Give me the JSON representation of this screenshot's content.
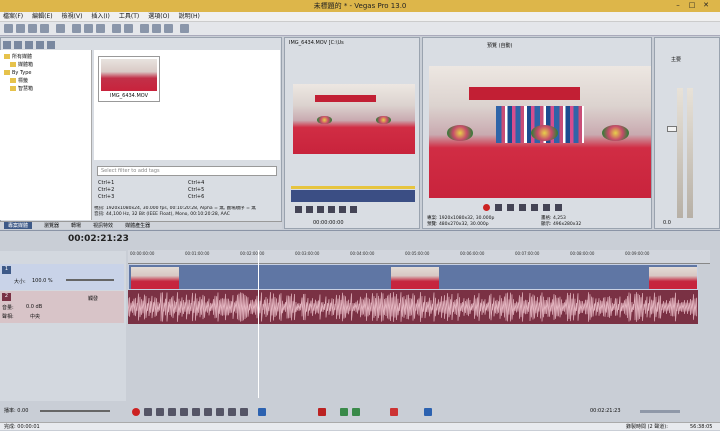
{
  "app": {
    "title": "未標題的 * - Vegas Pro 13.0",
    "window_controls": [
      "–",
      "□",
      "✕"
    ]
  },
  "menu": [
    "檔案(F)",
    "編輯(E)",
    "檢視(V)",
    "插入(I)",
    "工具(T)",
    "選項(O)",
    "說明(H)"
  ],
  "explorer": {
    "tree": [
      "所有媒體",
      "媒體箱",
      "By Type",
      "標籤",
      "智慧箱"
    ],
    "file": "IMG_6434.MOV",
    "search_placeholder": "Select filter to add tags",
    "shortcuts_left": [
      "Ctrl+1",
      "Ctrl+2",
      "Ctrl+3"
    ],
    "shortcuts_right": [
      "Ctrl+4",
      "Ctrl+5",
      "Ctrl+6"
    ],
    "info_line1": "視訊: 1920x1080x24, 30.000 fps, 00:10:20:28, Alpha = 無, 圖場順序 = 無",
    "info_line2": "音訊: 44,100 Hz, 32 Bit (IEEE Float), Mono, 00:10:20:28, AAC",
    "tabs": [
      "專案媒體",
      "瀏覽器",
      "轉場",
      "視訊特效",
      "媒體產生器"
    ]
  },
  "trimmer": {
    "file": "IMG_6434.MOV",
    "drive": "[C:\\Us",
    "timecode": "00:00:00:00"
  },
  "preview": {
    "quality": "預覽 (自動)",
    "project_line": "專案: 1920x1080x32, 30.000p",
    "preview_line": "預覽: 480x270x32, 30.000p",
    "frame_label": "畫格: 4,253",
    "display_label": "顯示: 496x280x32"
  },
  "mixer": {
    "label": "主要",
    "value": "0.0"
  },
  "timeline": {
    "timecode": "00:02:21:23",
    "ruler": [
      "00:00:00:00",
      "00:01:00:00",
      "00:02:00:00",
      "00:03:00:00",
      "00:04:00:00",
      "00:05:00:00",
      "00:06:00:00",
      "00:07:00:00",
      "00:08:00:00",
      "00:09:00:00"
    ],
    "video_track": {
      "num": "1",
      "level_label": "大小:",
      "level_value": "100.0 %"
    },
    "audio_track": {
      "num": "2",
      "vol_label": "音量:",
      "vol_value": "0.0 dB",
      "pan_label": "聲相:",
      "pan_value": "中央",
      "mode": "觸發"
    }
  },
  "transport": {
    "rate_label": "播率: 0.00",
    "timecode": "00:02:21:23"
  },
  "status": {
    "left": "完成: 00:00:01",
    "right_label": "錄製時間 (2 聲道):",
    "right_value": "56:38:05"
  }
}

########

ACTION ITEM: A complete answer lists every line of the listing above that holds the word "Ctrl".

WRITTEN SOLUTION:
      "Ctrl+1",
      "Ctrl+2",
      "Ctrl+3"
      "Ctrl+4",
      "Ctrl+5",
      "Ctrl+6"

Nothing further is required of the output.